For every line below, restate it exactly and drop the images.

(SUPPLIED MATERIAL begins)

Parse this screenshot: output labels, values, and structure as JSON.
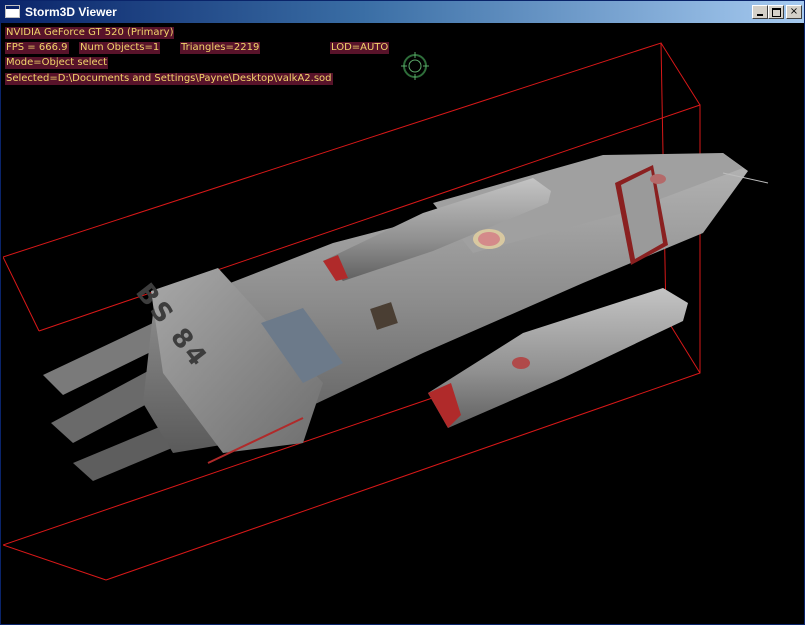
{
  "window": {
    "title": "Storm3D Viewer",
    "minimize_glyph": "_",
    "maximize_glyph": "□",
    "close_glyph": "×"
  },
  "hud": {
    "adapter": "NVIDIA GeForce GT 520  (Primary)",
    "fps": "FPS = 666.9",
    "num_objects": "Num Objects=1",
    "triangles": "Triangles=2219",
    "lod": "LOD=AUTO",
    "mode": "Mode=Object select",
    "selected": "Selected=D:\\Documents and Settings\\Payne\\Desktop\\valkA2.sod"
  },
  "ship": {
    "hull_text": "BS 84",
    "colors": {
      "hull": "#8f8f8f",
      "hull_dark": "#5d5d5d",
      "accent": "#b02a2a",
      "bbox": "#d81818"
    }
  },
  "icons": {
    "title_icon": "app-window-icon",
    "crosshair": "target-reticle-icon"
  }
}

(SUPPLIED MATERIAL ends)

◆ YOUR SOLUTION
Parse this screenshot: output labels, values, and structure as JSON.
{
  "window": {
    "title": "Storm3D Viewer",
    "minimize_glyph": "_",
    "maximize_glyph": "□",
    "close_glyph": "×"
  },
  "hud": {
    "adapter": "NVIDIA GeForce GT 520  (Primary)",
    "fps": "FPS = 666.9",
    "num_objects": "Num Objects=1",
    "triangles": "Triangles=2219",
    "lod": "LOD=AUTO",
    "mode": "Mode=Object select",
    "selected": "Selected=D:\\Documents and Settings\\Payne\\Desktop\\valkA2.sod"
  },
  "ship": {
    "hull_text": "BS 84",
    "colors": {
      "hull": "#8f8f8f",
      "hull_dark": "#5d5d5d",
      "accent": "#b02a2a",
      "bbox": "#d81818"
    }
  },
  "icons": {
    "title_icon": "app-window-icon",
    "crosshair": "target-reticle-icon"
  }
}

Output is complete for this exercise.